I can’t say it was the most thrilling week of projects, but I did finally get a new bath mat made for the miniscule bathroom in the apartment:
To give you an idea of scale, the bathmat is made of two hand towels sewn together. Hand towels. I had to make my own, obviously, because standard-size bathmats were way too big for the floor space.
And here’s a scarf I made out of a long piece of linen, finishing the edges with my sister-in-law’s serger. Once again this is a blatant copy of–I mean it’s “inspired by”–something I saw online here.
(Also, see that stripey dress? I didn’t make that. It came from a store, ready to wear. I’d almost forgotten that feeling.)
1. So glad it’s Friday. Go away already, longest week ever.
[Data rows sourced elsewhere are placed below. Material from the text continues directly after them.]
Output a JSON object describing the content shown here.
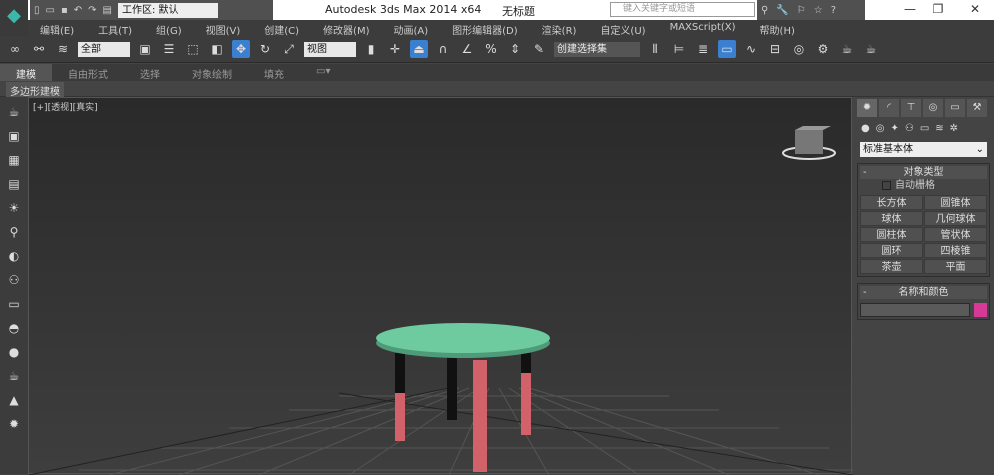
{
  "title": {
    "app": "Autodesk 3ds Max  2014 x64",
    "document": "无标题",
    "workspace": "工作区: 默认",
    "search_placeholder": "键入关键字或短语"
  },
  "menu": [
    "编辑(E)",
    "工具(T)",
    "组(G)",
    "视图(V)",
    "创建(C)",
    "修改器(M)",
    "动画(A)",
    "图形编辑器(D)",
    "渲染(R)",
    "自定义(U)",
    "MAXScript(X)",
    "帮助(H)"
  ],
  "toolbar": {
    "filter": "全部",
    "ref_coord": "视图",
    "selection_set": "创建选择集"
  },
  "ribbon": {
    "tabs": [
      "建模",
      "自由形式",
      "选择",
      "对象绘制",
      "填充"
    ],
    "sub": "多边形建模"
  },
  "viewport": {
    "label": "[+][透视][真实]"
  },
  "panel": {
    "category": "标准基本体",
    "object_type": {
      "title": "对象类型",
      "autogrid": "自动栅格",
      "buttons": [
        "长方体",
        "圆锥体",
        "球体",
        "几何球体",
        "圆柱体",
        "管状体",
        "圆环",
        "四棱锥",
        "茶壶",
        "平面"
      ]
    },
    "name_color": {
      "title": "名称和颜色",
      "color": "#d63a96"
    }
  },
  "colors": {
    "tabletop": "#6ecb9f",
    "legs": "#d2626a"
  }
}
2. If you’re wondering what the baby alpaca at Blue Moon Ranch got named, he’s Sergio. (Apparently Linda tries out different names on them and sees what they react to. She’s the alpaca whisperer.) Sergio and his mom Lola.
3. Why do we like pandas so much? NPR tells us, “Because they make you smile.”
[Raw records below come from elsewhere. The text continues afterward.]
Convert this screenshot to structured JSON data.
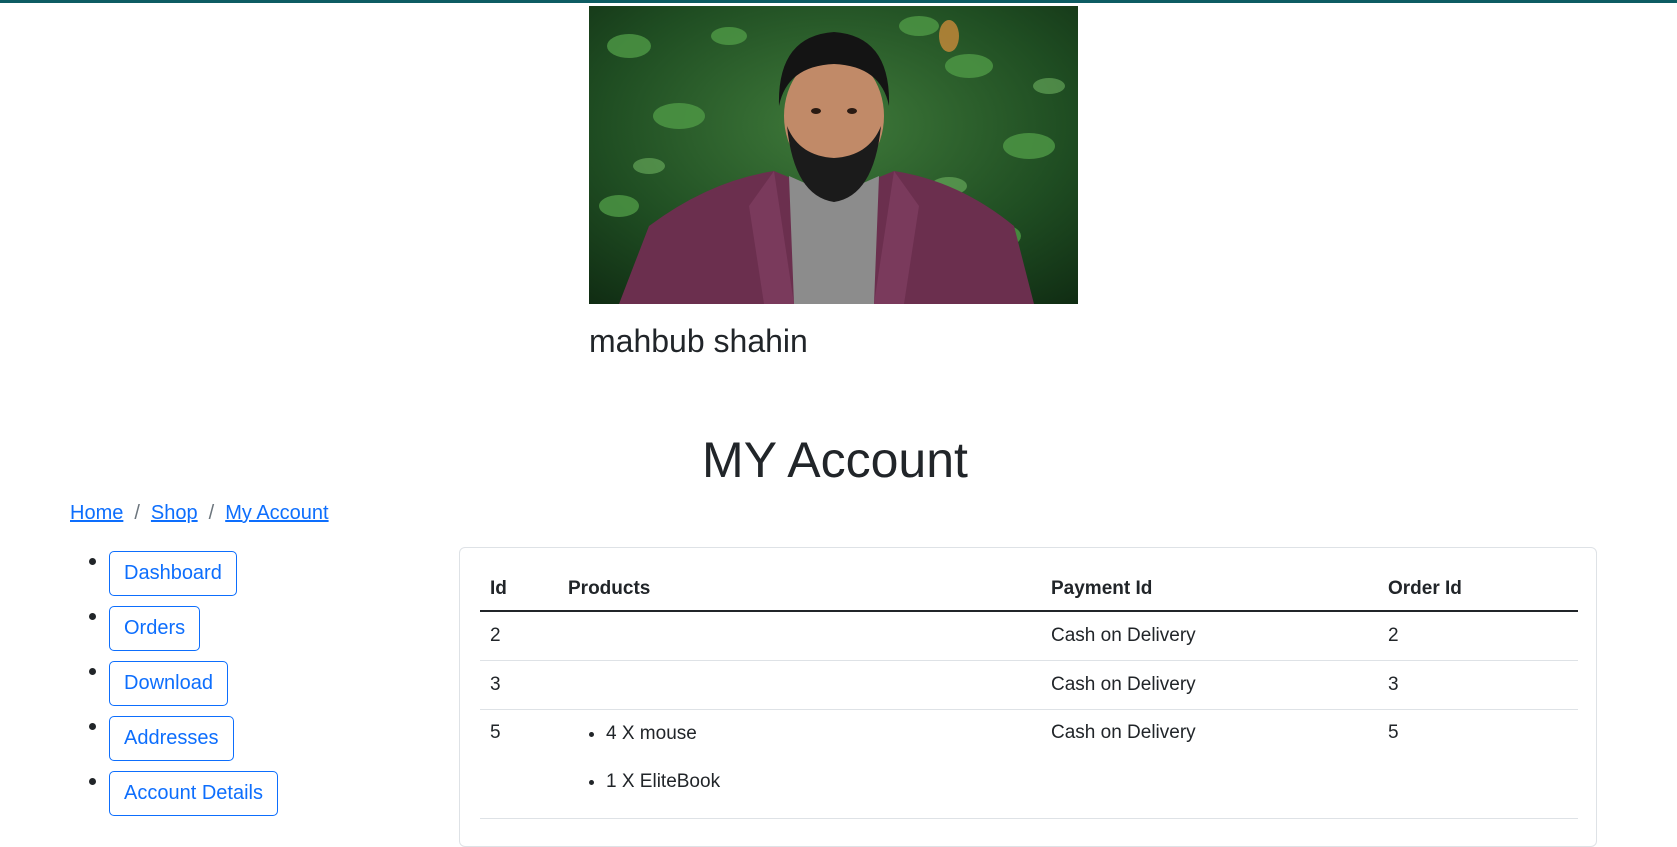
{
  "profile": {
    "name": "mahbub shahin",
    "photo_alt": "profile photo"
  },
  "page": {
    "title": "MY Account"
  },
  "breadcrumb": {
    "items": [
      "Home",
      "Shop",
      "My Account"
    ],
    "separator": "/"
  },
  "side_nav": {
    "items": [
      "Dashboard",
      "Orders",
      "Download",
      "Addresses",
      "Account Details"
    ]
  },
  "orders_table": {
    "headers": [
      "Id",
      "Products",
      "Payment Id",
      "Order Id"
    ],
    "rows": [
      {
        "id": "2",
        "products": [],
        "payment_id": "Cash on Delivery",
        "order_id": "2"
      },
      {
        "id": "3",
        "products": [],
        "payment_id": "Cash on Delivery",
        "order_id": "3"
      },
      {
        "id": "5",
        "products": [
          "4 X mouse",
          "1 X EliteBook"
        ],
        "payment_id": "Cash on Delivery",
        "order_id": "5"
      }
    ]
  },
  "colors": {
    "accent": "#0d6efd",
    "top_bar": "#0d5c63",
    "text": "#212529"
  }
}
4. Something else that makes me smile? The first season of 30 Rock. Like all TV shows, I’m late to the party on this one, but it’s awesome.
I’ve always thought the new LDS Conference Center looked disturbingly 3rd Reich and that the Church Office Building looked like a dreary tenement, so imagine my vindication when I found this Tribune article linked on my coworker Jason’s blog: SLC skyline ‘pretty disappointing’. In it, the Chicago Tribune’s Blair Kamin (Pulitzer-prize winning critic of architecture–who knew that could be a job description?) is given a tour of the city and weighs in on the landmarks. His summary of the Conference Center? “It’s like fourth-rate modernism.” And his thoughts about the Church Office Building? “That looks like the wrong side of the Cold War.”
I read an awesome Wired magazine article Monday called, “High Tech Cowboys of the Deep Seas: The Race to Save the Cougar Ace.” It’s about a nautical salvage firm trying to save a sinking Japanese freighter–if they can save it, they get a cut of the cargo value from the ship’s insurer. If they fail, they don’t get anything.
Who knew things like that existed outside of Bruce Willis movies? The guy in charge, Rich Habib (and if that’s not a fake name, I don’t know what is) “holds an unlimited master’s license, which means he’s one of the select few who are qualified to pilot ships of any size, anywhere in the world.” How cool is that?
It’s a long article but it reads like adventure fiction, complete with tragedy and a foul-mouthed Panamanian sidekick. Go check it out.
I’m wearing gingham, like generations of farm women behind me!
My gingham has a mandarin collar and a 70’s feel (I modified the duck dress pattern), which hopefully keeps it from feeling too literally farm-like.
I’m extra pleased by how I got the checks to match on the front: They match horizontally across the collar and across the front inset, and (mostly) vertically from the inset into the body. That’s a lot of 3/8 inch checks to keep track of while cutting out.
Toby, however, was underwhelmed by it last night:
(He’s on the ironing board here. Yes, I give my cat plastic bags to play with and let him sit on the ironing board while I’m ironing. It’s a good thing he’s not a human baby.)
I Know What I’m Wearing To County Fairs And Derbies This Season
That would be gingham!
The first of 19 expected crias arrived at Blue Moon Ranch yesterday.
He doesn’t have a name yet, so check the barn cam tomorrow to see what it is. (I would call him Robin, but that’s just me.)
1. Has anyone had any experience with “kitty window boxes“? Toby is an inside-only cat while I’m living next to Pirate House and busy streets, but he’s already expressed a very strong interest in open (screened) windows. This could work, but I ‘m afraid that he’d either figure out how to knock this out of the window and escape, or that it would drive him bonkers to be even closer to the birds but still unable to get them.2. I’m about three steps away from turning into a crazy cat lady, aren’t I?
3. To counteract yesterday’s “sad little llama picture,” as my mother called it, here’s another happy Mary Oliver poem I found:
Under the orange
sticks of the sun
ashes of the night
turn into leaves again
and fasten themselves to the high branches —
and the ponds appear
like black cloth
on which are painted islands
of summer lilies.
If it is your nature
to be happy
you will swim away along the soft trails
for hours, your imagination
And if your spirit
carries within it
that is heavier than lead —
if it’s all you can do
to keep on trudging —
there is still
somewhere deep within you
a beast shouting that the earth
is exactly what it wanted —
each pond with its blazing lilies
is a prayer heard and answered
whether or not
you have ever dared to be happy,
whether or not
you have ever dared to pray.